[Website and app data records]

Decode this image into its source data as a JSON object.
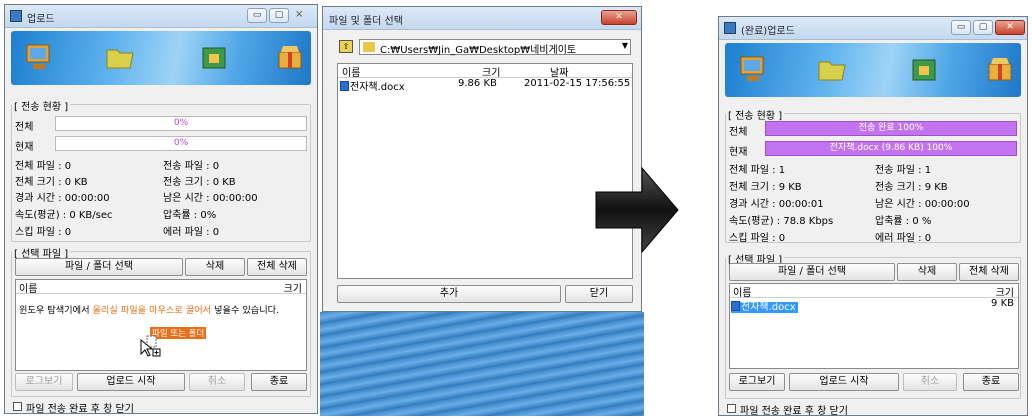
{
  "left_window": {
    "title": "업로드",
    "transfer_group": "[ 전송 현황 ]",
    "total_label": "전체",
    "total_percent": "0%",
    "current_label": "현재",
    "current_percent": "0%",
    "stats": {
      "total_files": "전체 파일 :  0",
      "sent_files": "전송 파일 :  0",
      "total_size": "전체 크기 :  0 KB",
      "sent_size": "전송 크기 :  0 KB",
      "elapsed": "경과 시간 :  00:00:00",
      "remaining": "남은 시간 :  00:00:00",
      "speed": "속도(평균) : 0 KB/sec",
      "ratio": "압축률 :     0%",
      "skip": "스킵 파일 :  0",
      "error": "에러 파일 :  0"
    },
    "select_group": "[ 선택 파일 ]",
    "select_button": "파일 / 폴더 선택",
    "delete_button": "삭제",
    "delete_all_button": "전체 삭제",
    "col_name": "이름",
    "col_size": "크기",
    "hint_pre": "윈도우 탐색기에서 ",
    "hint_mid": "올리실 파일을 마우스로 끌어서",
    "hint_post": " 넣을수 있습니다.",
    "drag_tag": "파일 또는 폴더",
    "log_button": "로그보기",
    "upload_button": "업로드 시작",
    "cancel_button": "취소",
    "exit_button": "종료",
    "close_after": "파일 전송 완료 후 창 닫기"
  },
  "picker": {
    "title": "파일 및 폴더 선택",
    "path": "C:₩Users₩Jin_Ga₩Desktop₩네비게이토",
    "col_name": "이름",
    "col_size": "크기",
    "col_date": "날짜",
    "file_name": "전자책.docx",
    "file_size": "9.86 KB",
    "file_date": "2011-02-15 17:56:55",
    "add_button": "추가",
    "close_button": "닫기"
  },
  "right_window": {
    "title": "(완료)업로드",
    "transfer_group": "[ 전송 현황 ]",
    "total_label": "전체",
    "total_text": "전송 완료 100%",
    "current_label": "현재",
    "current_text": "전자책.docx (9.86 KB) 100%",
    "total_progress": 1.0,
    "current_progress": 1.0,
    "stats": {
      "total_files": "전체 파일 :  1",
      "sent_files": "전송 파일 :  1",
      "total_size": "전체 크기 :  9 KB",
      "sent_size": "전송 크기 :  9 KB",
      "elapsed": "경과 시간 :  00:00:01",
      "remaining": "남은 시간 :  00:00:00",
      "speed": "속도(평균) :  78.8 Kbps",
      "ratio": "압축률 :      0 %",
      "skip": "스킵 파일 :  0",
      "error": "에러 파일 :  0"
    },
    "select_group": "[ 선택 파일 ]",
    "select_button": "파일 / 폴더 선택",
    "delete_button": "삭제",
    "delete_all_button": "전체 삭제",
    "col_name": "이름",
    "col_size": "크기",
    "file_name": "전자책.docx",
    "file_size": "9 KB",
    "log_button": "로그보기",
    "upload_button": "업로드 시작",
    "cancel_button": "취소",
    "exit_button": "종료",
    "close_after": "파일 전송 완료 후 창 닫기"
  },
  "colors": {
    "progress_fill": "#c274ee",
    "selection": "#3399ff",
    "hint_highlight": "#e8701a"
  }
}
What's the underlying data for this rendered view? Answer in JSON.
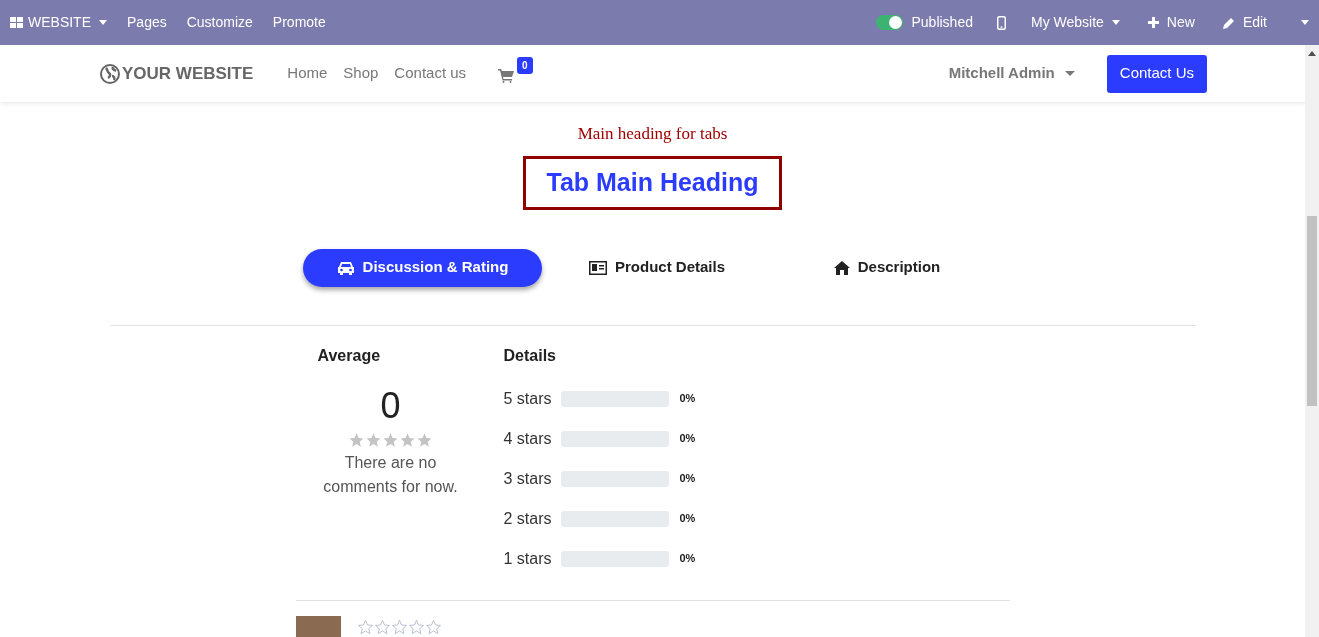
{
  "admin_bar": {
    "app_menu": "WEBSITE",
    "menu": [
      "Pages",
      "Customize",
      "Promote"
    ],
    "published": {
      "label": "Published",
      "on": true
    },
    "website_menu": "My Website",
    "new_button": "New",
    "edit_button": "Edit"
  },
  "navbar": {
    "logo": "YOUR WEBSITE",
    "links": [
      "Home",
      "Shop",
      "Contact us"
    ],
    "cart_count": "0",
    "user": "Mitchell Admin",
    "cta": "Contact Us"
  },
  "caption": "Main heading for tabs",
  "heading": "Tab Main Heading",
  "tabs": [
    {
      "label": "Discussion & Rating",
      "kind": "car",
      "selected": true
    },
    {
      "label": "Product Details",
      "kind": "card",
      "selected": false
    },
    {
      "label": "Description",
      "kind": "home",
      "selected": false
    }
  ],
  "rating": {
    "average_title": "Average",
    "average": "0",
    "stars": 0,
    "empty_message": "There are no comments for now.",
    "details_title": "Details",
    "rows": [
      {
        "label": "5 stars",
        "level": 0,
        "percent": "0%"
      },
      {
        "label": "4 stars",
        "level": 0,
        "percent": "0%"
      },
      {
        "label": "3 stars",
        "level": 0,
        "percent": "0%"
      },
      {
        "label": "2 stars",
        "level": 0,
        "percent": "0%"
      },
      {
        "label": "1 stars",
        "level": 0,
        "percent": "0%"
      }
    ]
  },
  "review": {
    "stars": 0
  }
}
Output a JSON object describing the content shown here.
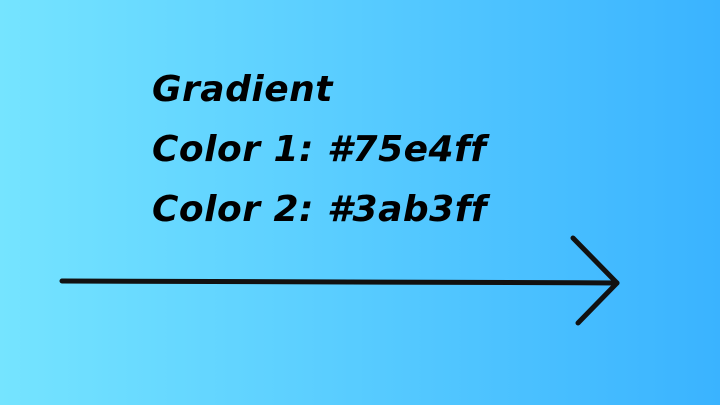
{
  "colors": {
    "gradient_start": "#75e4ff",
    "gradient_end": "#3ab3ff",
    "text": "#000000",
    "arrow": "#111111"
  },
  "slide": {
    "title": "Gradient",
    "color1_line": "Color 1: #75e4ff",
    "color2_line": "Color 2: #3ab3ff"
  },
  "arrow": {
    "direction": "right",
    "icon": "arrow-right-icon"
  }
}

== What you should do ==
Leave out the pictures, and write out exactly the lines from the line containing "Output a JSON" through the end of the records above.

== Answer for the task ==
Output a JSON object describing the content shown here.
{
  "colors": {
    "gradient_start": "#75e4ff",
    "gradient_end": "#3ab3ff",
    "text": "#000000",
    "arrow": "#111111"
  },
  "slide": {
    "title": "Gradient",
    "color1_line": "Color 1: #75e4ff",
    "color2_line": "Color 2: #3ab3ff"
  },
  "arrow": {
    "direction": "right",
    "icon": "arrow-right-icon"
  }
}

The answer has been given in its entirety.